§ **Work item**:
Below are records; output all of them exactly.
── Excerpted records
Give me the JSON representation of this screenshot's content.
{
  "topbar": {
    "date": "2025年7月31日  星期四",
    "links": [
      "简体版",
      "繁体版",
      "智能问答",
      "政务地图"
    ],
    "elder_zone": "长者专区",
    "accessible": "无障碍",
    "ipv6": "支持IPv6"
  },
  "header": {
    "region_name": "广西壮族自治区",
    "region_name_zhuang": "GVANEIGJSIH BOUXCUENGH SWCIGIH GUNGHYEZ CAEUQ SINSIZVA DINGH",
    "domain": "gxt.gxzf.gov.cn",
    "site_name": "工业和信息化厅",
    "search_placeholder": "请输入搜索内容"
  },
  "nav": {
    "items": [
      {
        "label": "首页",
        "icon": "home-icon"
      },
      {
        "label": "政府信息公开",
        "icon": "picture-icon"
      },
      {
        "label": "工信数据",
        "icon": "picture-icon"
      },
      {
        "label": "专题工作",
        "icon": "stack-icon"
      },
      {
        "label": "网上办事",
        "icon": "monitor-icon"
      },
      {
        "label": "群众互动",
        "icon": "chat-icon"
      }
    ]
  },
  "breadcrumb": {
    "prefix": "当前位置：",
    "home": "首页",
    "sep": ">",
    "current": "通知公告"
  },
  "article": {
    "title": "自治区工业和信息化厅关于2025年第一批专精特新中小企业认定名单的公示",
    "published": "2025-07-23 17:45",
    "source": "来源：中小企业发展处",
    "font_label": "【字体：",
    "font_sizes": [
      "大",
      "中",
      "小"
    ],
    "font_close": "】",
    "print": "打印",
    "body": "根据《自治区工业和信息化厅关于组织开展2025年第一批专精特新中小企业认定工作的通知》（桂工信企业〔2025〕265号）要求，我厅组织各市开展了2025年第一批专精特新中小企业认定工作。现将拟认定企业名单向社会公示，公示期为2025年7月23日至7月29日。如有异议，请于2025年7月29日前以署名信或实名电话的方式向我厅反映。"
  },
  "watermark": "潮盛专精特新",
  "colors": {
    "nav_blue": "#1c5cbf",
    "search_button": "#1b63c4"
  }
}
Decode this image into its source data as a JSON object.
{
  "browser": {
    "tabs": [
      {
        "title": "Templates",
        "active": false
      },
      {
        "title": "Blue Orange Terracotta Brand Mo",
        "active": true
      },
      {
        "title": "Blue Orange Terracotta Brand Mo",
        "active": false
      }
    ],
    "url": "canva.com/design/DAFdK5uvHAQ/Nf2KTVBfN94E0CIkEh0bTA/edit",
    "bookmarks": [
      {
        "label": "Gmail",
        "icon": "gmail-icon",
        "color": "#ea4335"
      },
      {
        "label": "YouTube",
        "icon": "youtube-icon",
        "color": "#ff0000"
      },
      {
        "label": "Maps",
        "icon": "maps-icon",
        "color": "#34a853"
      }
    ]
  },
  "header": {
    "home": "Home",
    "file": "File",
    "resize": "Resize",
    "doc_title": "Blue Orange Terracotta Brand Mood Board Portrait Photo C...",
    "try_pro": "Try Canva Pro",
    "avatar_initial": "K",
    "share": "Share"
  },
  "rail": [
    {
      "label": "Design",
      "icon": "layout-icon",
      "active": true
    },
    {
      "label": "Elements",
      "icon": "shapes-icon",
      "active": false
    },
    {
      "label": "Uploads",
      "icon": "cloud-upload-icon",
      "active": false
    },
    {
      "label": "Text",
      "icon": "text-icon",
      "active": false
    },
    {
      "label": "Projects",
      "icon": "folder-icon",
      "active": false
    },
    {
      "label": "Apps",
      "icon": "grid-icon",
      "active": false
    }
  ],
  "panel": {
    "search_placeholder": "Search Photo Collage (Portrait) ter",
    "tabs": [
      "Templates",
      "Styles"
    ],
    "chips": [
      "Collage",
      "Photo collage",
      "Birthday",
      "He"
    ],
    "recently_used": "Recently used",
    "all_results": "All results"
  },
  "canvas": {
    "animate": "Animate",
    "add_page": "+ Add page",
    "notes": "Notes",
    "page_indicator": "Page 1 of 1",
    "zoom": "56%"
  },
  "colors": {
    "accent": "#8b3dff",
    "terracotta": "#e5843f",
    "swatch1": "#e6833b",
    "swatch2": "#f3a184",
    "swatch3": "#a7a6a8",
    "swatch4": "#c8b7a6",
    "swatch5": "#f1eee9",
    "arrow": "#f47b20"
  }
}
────
§ **Solved problem**:
Give me the JSON representation of this screenshot's content.
{
  "topbar": {
    "date": "2025年7月31日  星期四",
    "links": [
      "简体版",
      "繁体版",
      "智能问答",
      "政务地图"
    ],
    "elder_zone": "长者专区",
    "accessible": "无障碍",
    "ipv6": "支持IPv6"
  },
  "header": {
    "region_name": "广西壮族自治区",
    "region_name_zhuang": "GVANEIGJSIH BOUXCUENGH SWCIGIH GUNGHYEZ CAEUQ SINSIZVA DINGH",
    "domain": "gxt.gxzf.gov.cn",
    "site_name": "工业和信息化厅",
    "search_placeholder": "请输入搜索内容"
  },
  "nav": {
    "items": [
      {
        "label": "首页",
        "icon": "home-icon"
      },
      {
        "label": "政府信息公开",
        "icon": "picture-icon"
      },
      {
        "label": "工信数据",
        "icon": "picture-icon"
      },
      {
        "label": "专题工作",
        "icon": "stack-icon"
      },
      {
        "label": "网上办事",
        "icon": "monitor-icon"
      },
      {
        "label": "群众互动",
        "icon": "chat-icon"
      }
    ]
  },
  "breadcrumb": {
    "prefix": "当前位置：",
    "home": "首页",
    "sep": ">",
    "current": "通知公告"
  },
  "article": {
    "title": "自治区工业和信息化厅关于2025年第一批专精特新中小企业认定名单的公示",
    "published": "2025-07-23 17:45",
    "source": "来源：中小企业发展处",
    "font_label": "【字体：",
    "font_sizes": [
      "大",
      "中",
      "小"
    ],
    "font_close": "】",
    "print": "打印",
    "body": "根据《自治区工业和信息化厅关于组织开展2025年第一批专精特新中小企业认定工作的通知》（桂工信企业〔2025〕265号）要求，我厅组织各市开展了2025年第一批专精特新中小企业认定工作。现将拟认定企业名单向社会公示，公示期为2025年7月23日至7月29日。如有异议，请于2025年7月29日前以署名信或实名电话的方式向我厅反映。"
  },
  "watermark": "潮盛专精特新",
  "colors": {
    "nav_blue": "#1c5cbf",
    "search_button": "#1b63c4"
  }
}
Decode this image into its source data as a JSON object.
{
  "browser": {
    "tabs": [
      {
        "title": "Templates",
        "active": false
      },
      {
        "title": "Blue Orange Terracotta Brand Mo",
        "active": true
      },
      {
        "title": "Blue Orange Terracotta Brand Mo",
        "active": false
      }
    ],
    "url": "canva.com/design/DAFdK5uvHAQ/Nf2KTVBfN94E0CIkEh0bTA/edit",
    "bookmarks": [
      {
        "label": "Gmail",
        "icon": "gmail-icon",
        "color": "#ea4335"
      },
      {
        "label": "YouTube",
        "icon": "youtube-icon",
        "color": "#ff0000"
      },
      {
        "label": "Maps",
        "icon": "maps-icon",
        "color": "#34a853"
      }
    ]
  },
  "header": {
    "home": "Home",
    "file": "File",
    "resize": "Resize",
    "doc_title": "Blue Orange Terracotta Brand Mood Board Portrait Photo C...",
    "try_pro": "Try Canva Pro",
    "avatar_initial": "K",
    "share": "Share"
  },
  "rail": [
    {
      "label": "Design",
      "icon": "layout-icon",
      "active": true
    },
    {
      "label": "Elements",
      "icon": "shapes-icon",
      "active": false
    },
    {
      "label": "Uploads",
      "icon": "cloud-upload-icon",
      "active": false
    },
    {
      "label": "Text",
      "icon": "text-icon",
      "active": false
    },
    {
      "label": "Projects",
      "icon": "folder-icon",
      "active": false
    },
    {
      "label": "Apps",
      "icon": "grid-icon",
      "active": false
    }
  ],
  "panel": {
    "search_placeholder": "Search Photo Collage (Portrait) ter",
    "tabs": [
      "Templates",
      "Styles"
    ],
    "chips": [
      "Collage",
      "Photo collage",
      "Birthday",
      "He"
    ],
    "recently_used": "Recently used",
    "all_results": "All results"
  },
  "canvas": {
    "animate": "Animate",
    "add_page": "+ Add page",
    "notes": "Notes",
    "page_indicator": "Page 1 of 1",
    "zoom": "56%"
  },
  "colors": {
    "accent": "#8b3dff",
    "terracotta": "#e5843f",
    "swatch1": "#e6833b",
    "swatch2": "#f3a184",
    "swatch3": "#a7a6a8",
    "swatch4": "#c8b7a6",
    "swatch5": "#f1eee9",
    "arrow": "#f47b20"
  }
}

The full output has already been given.